-- TASK DESCRIPTION --
What you return must match the records exactly, except that the pictures are gone.

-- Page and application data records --
---
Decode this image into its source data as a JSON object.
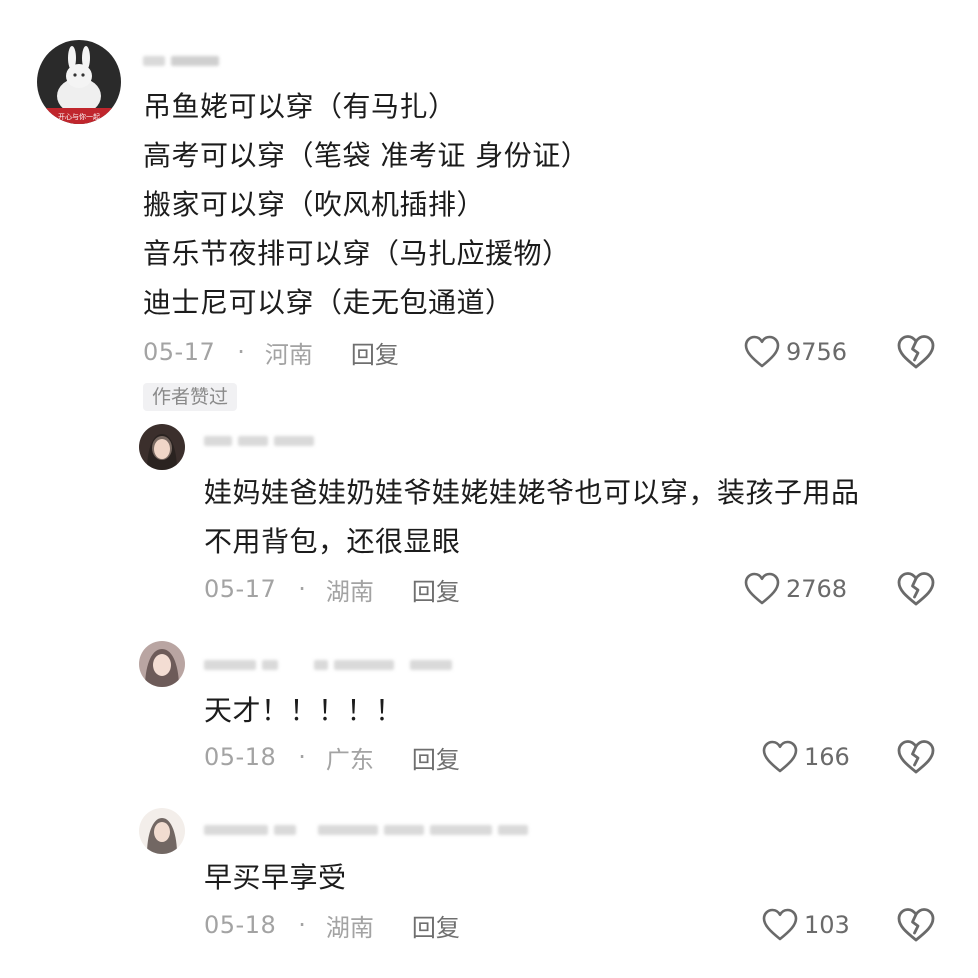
{
  "comments": [
    {
      "avatar_caption": "开心与你一起",
      "body_lines": [
        "吊鱼姥可以穿（有马扎）",
        "高考可以穿（笔袋  准考证  身份证）",
        "搬家可以穿（吹风机插排）",
        "音乐节夜排可以穿（马扎应援物）",
        "迪士尼可以穿（走无包通道）"
      ],
      "date": "05-17",
      "dot": "·",
      "location": "河南",
      "reply_label": "回复",
      "likes": "9756",
      "author_badge": "作者赞过"
    },
    {
      "body_lines": [
        "娃妈娃爸娃奶娃爷娃姥娃姥爷也可以穿，装孩子用品",
        "不用背包，还很显眼"
      ],
      "date": "05-17",
      "dot": "·",
      "location": "湖南",
      "reply_label": "回复",
      "likes": "2768"
    },
    {
      "body_lines": [
        "天才！！！！！"
      ],
      "date": "05-18",
      "dot": "·",
      "location": "广东",
      "reply_label": "回复",
      "likes": "166"
    },
    {
      "body_lines": [
        "早买早享受"
      ],
      "date": "05-18",
      "dot": "·",
      "location": "湖南",
      "reply_label": "回复",
      "likes": "103"
    }
  ],
  "icons": {
    "like": "heart-outline-icon",
    "dislike": "broken-heart-icon"
  },
  "colors": {
    "meta_text": "#a3a3a3",
    "reply_text": "#6f6f6f",
    "icon_stroke": "#6a6a6a",
    "badge_bg": "#f1f1f3"
  }
}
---
-- SOLUTION TO THE EXERCISE --
Decode this image into its source data as a JSON object.
{
  "comments": [
    {
      "avatar_caption": "开心与你一起",
      "body_lines": [
        "吊鱼姥可以穿（有马扎）",
        "高考可以穿（笔袋  准考证  身份证）",
        "搬家可以穿（吹风机插排）",
        "音乐节夜排可以穿（马扎应援物）",
        "迪士尼可以穿（走无包通道）"
      ],
      "date": "05-17",
      "dot": "·",
      "location": "河南",
      "reply_label": "回复",
      "likes": "9756",
      "author_badge": "作者赞过"
    },
    {
      "body_lines": [
        "娃妈娃爸娃奶娃爷娃姥娃姥爷也可以穿，装孩子用品",
        "不用背包，还很显眼"
      ],
      "date": "05-17",
      "dot": "·",
      "location": "湖南",
      "reply_label": "回复",
      "likes": "2768"
    },
    {
      "body_lines": [
        "天才！！！！！"
      ],
      "date": "05-18",
      "dot": "·",
      "location": "广东",
      "reply_label": "回复",
      "likes": "166"
    },
    {
      "body_lines": [
        "早买早享受"
      ],
      "date": "05-18",
      "dot": "·",
      "location": "湖南",
      "reply_label": "回复",
      "likes": "103"
    }
  ],
  "icons": {
    "like": "heart-outline-icon",
    "dislike": "broken-heart-icon"
  },
  "colors": {
    "meta_text": "#a3a3a3",
    "reply_text": "#6f6f6f",
    "icon_stroke": "#6a6a6a",
    "badge_bg": "#f1f1f3"
  }
}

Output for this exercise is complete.